OkraOkra may have originated in the Ethiopian highlands, but the term “okra” itself is likely of West African origin. While little is certain about its initial distribution, okra was likely introduced to Arabia and from there to the Mediterranean. Today okra is grown in tropical and temperate regions throughout the world. In the U.S., okra is commonly grown in the south and northward into the mid-Atlantic. The Okra pod or capsule follows yellow to white flowers and may grow up to seven inches long, containing numerous seeds. Outside the U.S., okra may be known as “Lady’s Fingers.” We offer okra from Vietnam and China.
Peanut SnaxPeanut Snax, especially popular on the West Coast of the U.S., is an all-natural coated peanut product. Produced in Asia, peanut snax is made from jumbo Virginia-type peanuts and is offered with various naturally flavored coatings, such as sesame seed, original, and Cajun. Red River is a major U.S. importer of this increasingly sought-after product. We source our peanut snax from China…which now is the single largest peanut producer.
PeasThe term “pea” is of Latin derivation, and originally appeared in English as “pease,” as in “pease porridge hot, pease porridge cold…” Fried green peas are a very popular veggie snack item…but did you know that in botanical terms, peas are actually a fruit? No matter; they can be consumed separately, as an ingredient with salads, or as an ingredient in dried vegetable mixes. Some even claim fried green peas are a great substitute for peanuts. Like other veggie snack items, our green peas are vacuum fried.
Malaysia is our primary source for fried green garden peas.
Rice CrackersRice cracker mix and other Asian snack foods are relatively new to the U.S. market, but demand is on the increase. As the name implies, rice crackers are derived from rice which is ground, puffed, or otherwise processed and then formed into various shapes, baked or roasted, and flavored. These products are as tasty as they are novel and attractive. We import rice cracker mixes from China, Taiwan, Malaysia, and Thailand.
Sun-Dried TomatoesThe origin of the tomato has been traced to the Andes Mountains of Peru, Bolivia, and Ecuador in South America, where it first grew as a small cherry-size fruit. The tomato we know today was developed in Mexico as a “tomatil,” from whence it was introduced to Europe by Spanish explorers. The tomato was not really accepted in North America until the late 1800s when ketchup was introduced. In fact, until the early 1800s, many in North America thought the tomato poisonous! Botanically, the tomato is a fruit, even though the U.S. Supreme Court, in an 1893 decision involving tariffs, declared it a vegetable based on its use.
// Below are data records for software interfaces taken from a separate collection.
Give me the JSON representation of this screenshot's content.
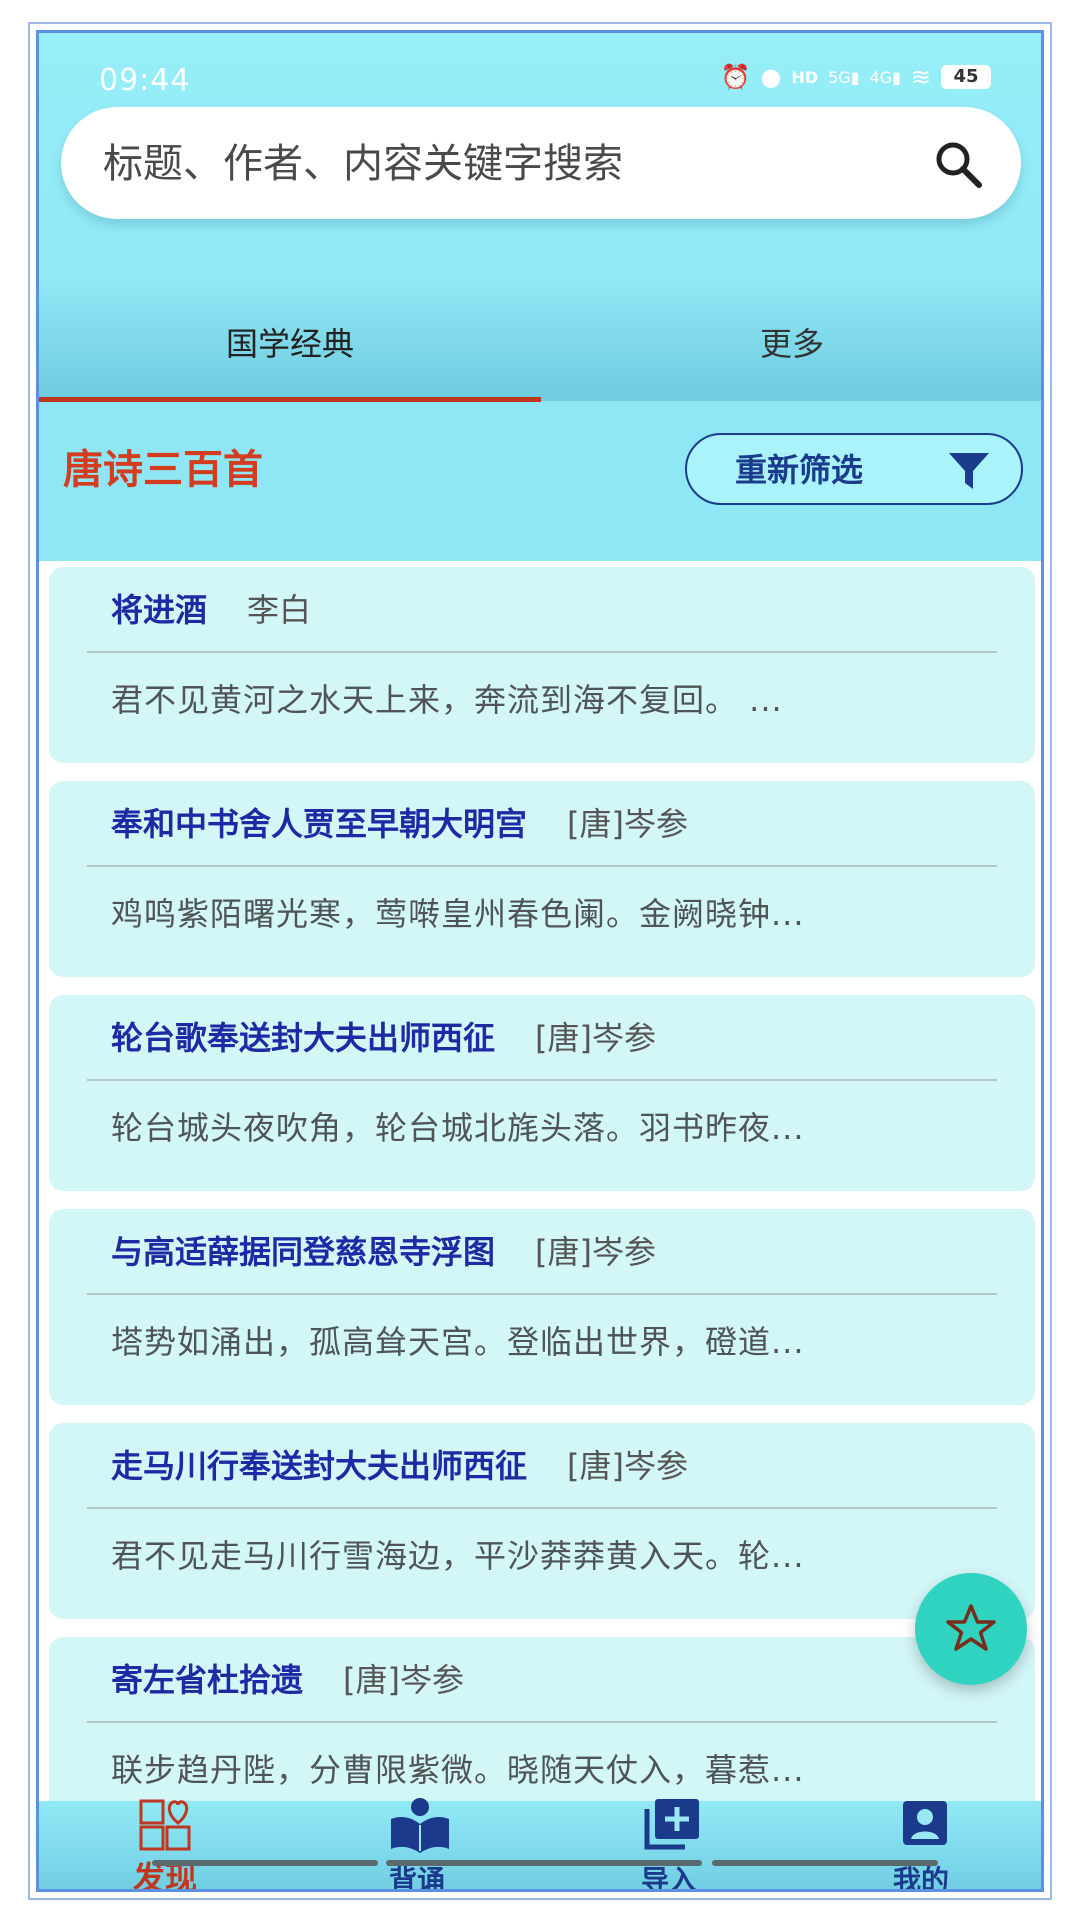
{
  "status_bar": {
    "time": "09:44",
    "battery": "45",
    "icons": [
      "alarm-icon",
      "mic-icon",
      "hd-icon",
      "5g-signal-icon",
      "4g-signal-icon",
      "wifi-icon",
      "battery-icon"
    ]
  },
  "search": {
    "placeholder": "标题、作者、内容关键字搜索"
  },
  "tabs": [
    {
      "label": "国学经典",
      "active": true
    },
    {
      "label": "更多",
      "active": false
    }
  ],
  "filter_bar": {
    "collection_title": "唐诗三百首",
    "refilter_label": "重新筛选"
  },
  "poems": [
    {
      "title": "将进酒",
      "author": "李白",
      "excerpt": "君不见黄河之水天上来，奔流到海不复回。 ..."
    },
    {
      "title": "奉和中书舍人贾至早朝大明宫",
      "author": "[唐]岑参",
      "excerpt": "鸡鸣紫陌曙光寒，莺啭皇州春色阑。金阙晓钟..."
    },
    {
      "title": "轮台歌奉送封大夫出师西征",
      "author": "[唐]岑参",
      "excerpt": "轮台城头夜吹角，轮台城北旄头落。羽书昨夜..."
    },
    {
      "title": "与高适薛据同登慈恩寺浮图",
      "author": "[唐]岑参",
      "excerpt": "塔势如涌出，孤高耸天宫。登临出世界，磴道..."
    },
    {
      "title": "走马川行奉送封大夫出师西征",
      "author": "[唐]岑参",
      "excerpt": "君不见走马川行雪海边，平沙莽莽黄入天。轮..."
    },
    {
      "title": "寄左省杜拾遗",
      "author": "[唐]岑参",
      "excerpt": "联步趋丹陛，分曹限紫微。晓随天仗入，暮惹..."
    }
  ],
  "fab": {
    "icon": "star-icon"
  },
  "bottom_nav": [
    {
      "label": "发现",
      "icon": "discover-icon",
      "active": true
    },
    {
      "label": "背诵",
      "icon": "recite-icon",
      "active": false
    },
    {
      "label": "导入",
      "icon": "import-icon",
      "active": false
    },
    {
      "label": "我的",
      "icon": "profile-icon",
      "active": false
    }
  ],
  "colors": {
    "accent": "#c0371f",
    "title_blue": "#1c2aa4",
    "fab": "#2fd3c0",
    "background": "#8fe6f4",
    "card": "#d3f6f7"
  }
}
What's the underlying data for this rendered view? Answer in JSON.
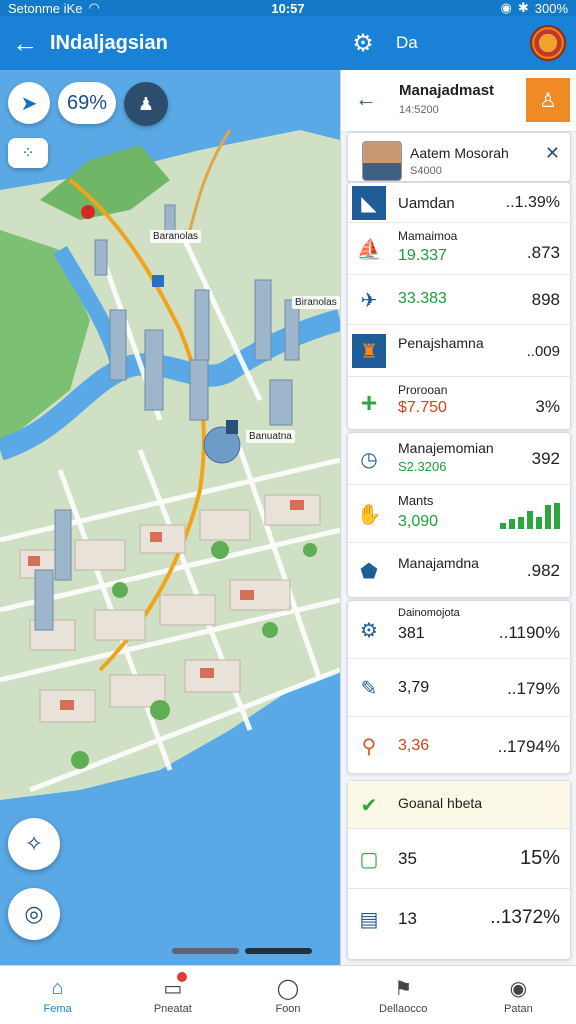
{
  "status_bar": {
    "carrier": "Setonme iKe",
    "time": "10:57",
    "battery": "300%"
  },
  "app_bar": {
    "title": "INdaljagsian",
    "right_title": "Da"
  },
  "map": {
    "zoom_text": "69%",
    "labels": [
      "Baranolas",
      "Biranolas",
      "Banuatna"
    ]
  },
  "panel": {
    "header_title": "Manajadmast",
    "header_sub": "14:5200",
    "profile": {
      "name": "Aatem Mosorah",
      "id": "S4000"
    },
    "card1": [
      {
        "icon": "chart-icon",
        "label": "Uamdan",
        "right": "..1.39%"
      },
      {
        "icon": "boat-icon",
        "label": "Mamaimoa",
        "value": "19.337",
        "right": ".873"
      },
      {
        "icon": "money-icon",
        "label": "",
        "value": "33.383",
        "right": "898"
      },
      {
        "icon": "building-icon",
        "label": "Penajshamna",
        "value": "",
        "right": "..009"
      },
      {
        "icon": "plus-icon",
        "label": "Prorooan",
        "value": "$7.750",
        "right": "3%"
      }
    ],
    "card2": [
      {
        "icon": "clock-icon",
        "label": "Manajemomian",
        "value": "S2.3206",
        "right": "392"
      },
      {
        "icon": "hands-icon",
        "label": "Mants",
        "value": "3,090",
        "right": ""
      },
      {
        "icon": "heart-icon",
        "label": "Manajamdna",
        "value": "",
        "right": ".982"
      }
    ],
    "card3": [
      {
        "icon": "gear-icon",
        "label": "Dainomojota",
        "value": "381",
        "right": "..1190%"
      },
      {
        "icon": "pen-icon",
        "label": "",
        "value": "3,79",
        "right": "..179%"
      },
      {
        "icon": "search-icon",
        "label": "",
        "value": "3,36",
        "right": "..1794%"
      }
    ],
    "card4": {
      "title": "Goanal hbeta",
      "rows": [
        {
          "icon": "chat-icon",
          "value": "35",
          "right": "15%"
        },
        {
          "icon": "document-icon",
          "value": "13",
          "right": "..1372%"
        }
      ]
    }
  },
  "bottom_nav": [
    {
      "icon": "home-icon",
      "label": "Fema"
    },
    {
      "icon": "badge-icon",
      "label": "Pneatat"
    },
    {
      "icon": "user-icon",
      "label": "Foon"
    },
    {
      "icon": "flag-icon",
      "label": "Dellaocco"
    },
    {
      "icon": "person-icon",
      "label": "Patan"
    }
  ],
  "colors": {
    "primary": "#1a82d6",
    "accent": "#f08a24",
    "positive": "#1e9e3a",
    "warning": "#e07b14"
  }
}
Sun-dried tomatoes are highly valued for their flavor and are used as ingredients in many types of sauce and salad dishes. We purchase our sun-dried tomatoes primarily in Turkey, where great care is taken in their preparation. Once the fresh tomatoes have been washed and sized, they are cut in half. The halves are cured with sulfur dioxide and set out in the drying yard, cut side up. During drying the sulfur dioxide evaporates, having preserved color and taste and having prevented spoilage. After the tomatoes have been dried to the optimum moisture level, usually after five or six days, they are placed in cold storage. Depending on the customer requirements, we can provide halved, sliced, diced, or chopped sun-dried tomatoes. It takes approximately twenty pounds of fresh tomatoes to make one pound of sun-dried tomatoes.